I was so surprised too, that many historians across the state have told me how much they have learned about Washington’s Black history from the column.

Now I am excited as Juneteenth will offer many more opportunities to learn and share more about Washington’s Black history.

The City of Washington, The Human Relations Council, many local organizations and businesses, museums, the Turnage Theater, and the Estuarium are planning to make Washington NC (and Beaufort County) the place to be on the Juneteenth weekend June 15-16.

Many NC towns and cities are planning awesome Juneteenth events and Washington will host an epic event. Two days of activities that include a parade, entertainment, music, food, boat rides, historic trolley and shuttle bus rides, games, concerts, storytelling, art contest, a special tribute to local black Revolutionary and Civil War Soldiers, wonderful community unity and fellowship and so much more.

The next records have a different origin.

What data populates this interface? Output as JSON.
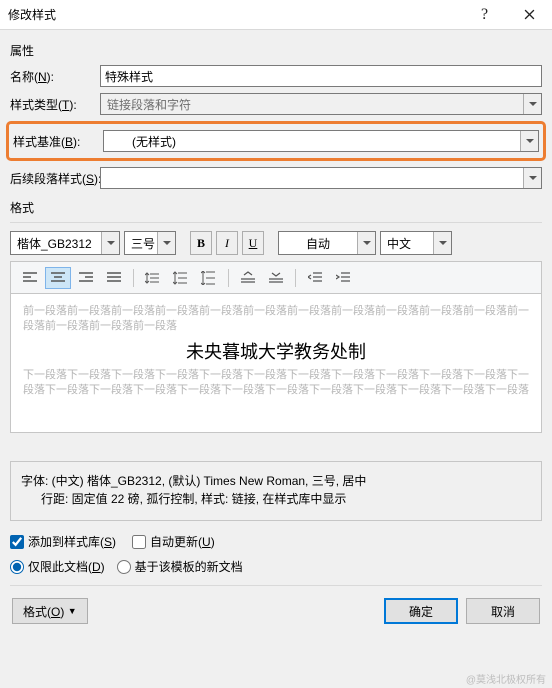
{
  "window": {
    "title": "修改样式"
  },
  "section": {
    "props": "属性",
    "fmt": "格式"
  },
  "form": {
    "name_label": "名称(N):",
    "name_value": "特殊样式",
    "type_label": "样式类型(T):",
    "type_value": "链接段落和字符",
    "base_label": "样式基准(B):",
    "base_value": "(无样式)",
    "next_label": "后续段落样式(S):",
    "next_value": ""
  },
  "toolbar1": {
    "font": "楷体_GB2312",
    "size": "三号",
    "color": "自动",
    "lang": "中文"
  },
  "preview": {
    "before": "前一段落前一段落前一段落前一段落前一段落前一段落前一段落前一段落前一段落前一段落前一段落前一段落前一段落前一段落前一段落",
    "main": "未央暮城大学教务处制",
    "after": "下一段落下一段落下一段落下一段落下一段落下一段落下一段落下一段落下一段落下一段落下一段落下一段落下一段落下一段落下一段落下一段落下一段落下一段落下一段落下一段落下一段落下一段落下一段落"
  },
  "desc": {
    "line1": "字体: (中文) 楷体_GB2312, (默认) Times New Roman, 三号, 居中",
    "line2": "行距: 固定值 22 磅, 孤行控制, 样式: 链接, 在样式库中显示"
  },
  "checks": {
    "add_lib": "添加到样式库(S)",
    "auto_update": "自动更新(U)",
    "only_doc": "仅限此文档(D)",
    "based_tpl": "基于该模板的新文档"
  },
  "footer": {
    "format_btn": "格式(O)",
    "ok": "确定",
    "cancel": "取消"
  },
  "watermark": "@莫浅北极权所有"
}
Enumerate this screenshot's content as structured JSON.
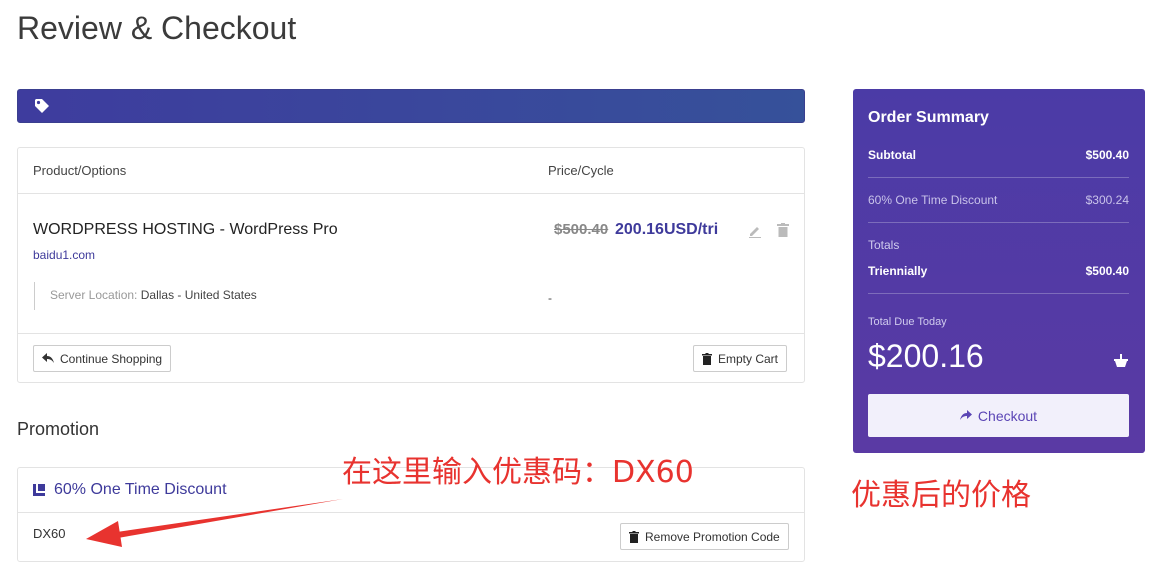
{
  "page": {
    "title": "Review & Checkout"
  },
  "cart": {
    "col_product": "Product/Options",
    "col_price": "Price/Cycle",
    "item": {
      "name": "WORDPRESS HOSTING - WordPress Pro",
      "domain": "baidu1.com",
      "old_price": "$500.40",
      "new_price": "200.16USD/tri",
      "option_label": "Server Location:",
      "option_value": "Dallas - United States",
      "option_price": "-"
    },
    "continue_label": "Continue Shopping",
    "empty_label": "Empty Cart"
  },
  "promotion": {
    "heading": "Promotion",
    "name": "60% One Time Discount",
    "code": "DX60",
    "remove_label": "Remove Promotion Code"
  },
  "summary": {
    "heading": "Order Summary",
    "subtotal_label": "Subtotal",
    "subtotal_value": "$500.40",
    "discount_label": "60% One Time Discount",
    "discount_value": "$300.24",
    "totals_label": "Totals",
    "cycle_label": "Triennially",
    "cycle_value": "$500.40",
    "due_label": "Total Due Today",
    "due_value": "$200.16",
    "checkout_label": "Checkout"
  },
  "annotations": {
    "promo_hint": "在这里输入优惠码：DX60",
    "price_hint": "优惠后的价格"
  },
  "colors": {
    "accent": "#3e3a9b",
    "summary_bg": "#503aa5",
    "annotation": "#e8332f"
  }
}
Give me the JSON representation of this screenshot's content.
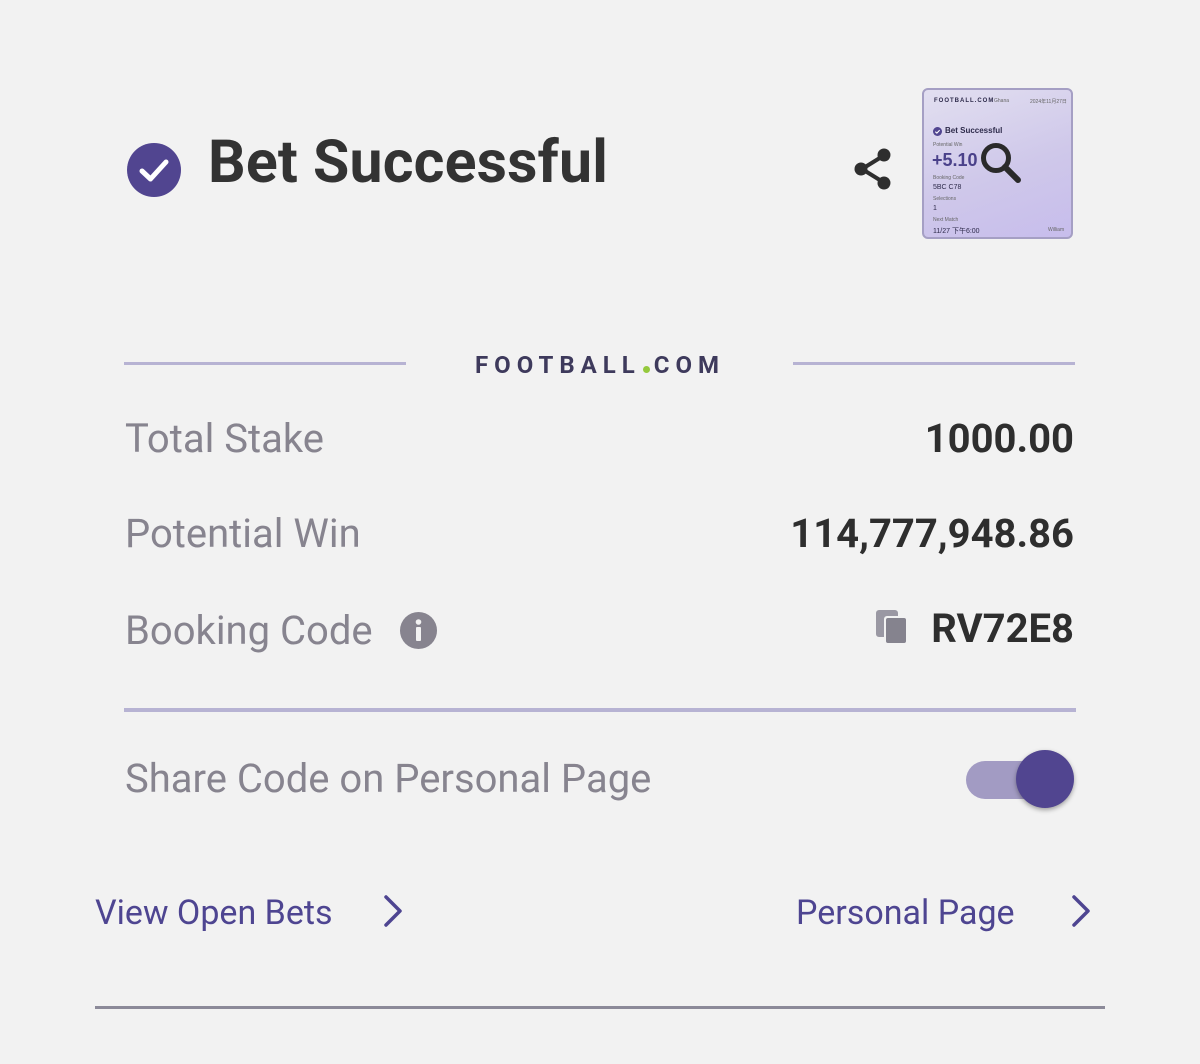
{
  "header": {
    "title": "Bet Successful",
    "icons": [
      "check-circle-icon",
      "share-icon"
    ]
  },
  "thumbnail": {
    "brand": "FOOTBALL.COM",
    "country": "Ghana",
    "date": "2024年11月27日",
    "title": "Bet Successful",
    "potential_win_label": "Potential Win",
    "potential_win_value": "+5.10",
    "booking_code_label": "Booking Code",
    "booking_code_value": "5BC C78",
    "selections_label": "Selections",
    "selections_value": "1",
    "next_match_label": "Next Match",
    "next_match_value": "11/27 下午6:00",
    "user": "William",
    "icon": "magnifier-icon"
  },
  "brand": {
    "left": "FOOTBALL",
    "right": "COM",
    "dot_color": "#95c93d"
  },
  "rows": {
    "total_stake_label": "Total Stake",
    "total_stake_value": "1000.00",
    "potential_win_label": "Potential Win",
    "potential_win_value": "114,777,948.86",
    "booking_code_label": "Booking Code",
    "booking_code_value": "RV72E8"
  },
  "share_toggle": {
    "label": "Share Code on Personal Page",
    "enabled": true
  },
  "links": {
    "view_open_bets": "View Open Bets",
    "personal_page": "Personal Page"
  },
  "colors": {
    "accent": "#514590",
    "link": "#4e4591",
    "divider": "#b7b3d3"
  }
}
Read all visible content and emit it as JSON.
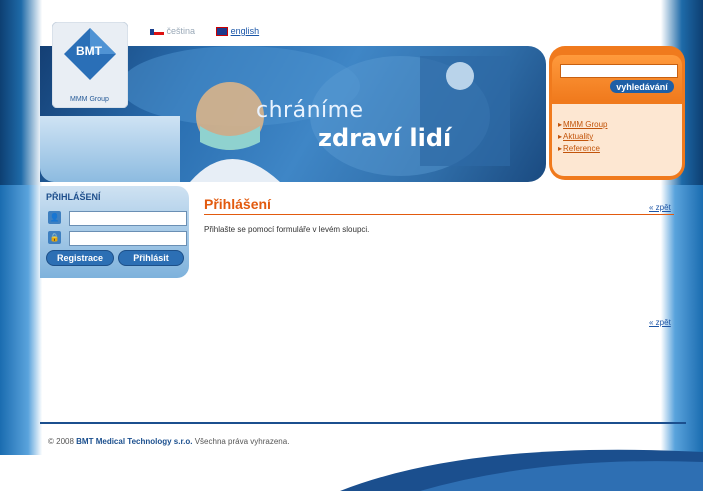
{
  "lang": {
    "czech": "čeština",
    "english": "english"
  },
  "logo": {
    "brand": "BMT",
    "group": "MMM Group"
  },
  "hero": {
    "line1": "chráníme",
    "line2": "zdraví lidí"
  },
  "search": {
    "input_value": "",
    "button": "vyhledávání"
  },
  "quick_links": [
    "MMM Group",
    "Aktuality",
    "Reference"
  ],
  "login": {
    "title": "PŘIHLÁŠENÍ",
    "register": "Registrace",
    "submit": "Přihlásit"
  },
  "content": {
    "title": "Přihlášení",
    "back_top": "« zpět",
    "text": "Přihlašte se pomocí formuláře v levém sloupci.",
    "back_bottom": "« zpět"
  },
  "footer": {
    "copy_prefix": "© 2008",
    "company": "BMT Medical Technology s.r.o.",
    "rights": "Všechna práva vyhrazena."
  },
  "colors": {
    "accent_orange": "#f07a1d",
    "brand_blue": "#1e5fa6",
    "title_orange": "#e25a0e"
  }
}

There will be something for everyone, and the fun begins at 10 a.m. at the Turnage Theater in historic downtown Washington and the historic Rosenwald School in Aurora.

I have heard from so many people who have visited the museum the past few weeks say they will be back for the Juneteenth weekend. People are coming to Washington really seeking knowledge and to learn about Juneteenth and the history that made Juneteenth necessary. From what I can find through my extensive research, Washington is one of the few towns in the state to know where and when the first Emancipation events began in 1863. And while the first Juneteenth event was held in 1865, it appears that as much as entertainment, fun and games provide a wonderful time, now people are hungry to learn about its history.

The Juneteenth events reach far beyond Washington as Aurora (Saturday June 15 at 10 a.m.) and Belhaven, Wednesday June 19 beginning at 1 p.m.) are planning awesome events.

The Washington Waterfront Underground Railroad Museum also will host a special event for children on Wednesday June 19 from 11 a.m.-1 p.m. that will include a story time, arts and crafts, creating a ‘913 Days’ work of art using colored glass marbles to commemorate the 913 days it took for the news of the Emancipation Proclamation to reach Galveston Texas, a ‘cake walk’ and decorating a ‘Juneteenth Tree.’

President Abraham Lincoln issued the Emancipation Proclamation on January 1, 1863, during the Civil War. But it took two more years before the proclamation was read and enslaved people were freed in Galveston, Texas.
The proclamation also formally accepted Black men into the Union Army and Navy, “enabling the liberated to become liberators,” according to the U.S. National Archives and Records Administration.

Leesa Jones is a Washington native and the c-curator of the Washington Waterfront Underground Railroad Museum.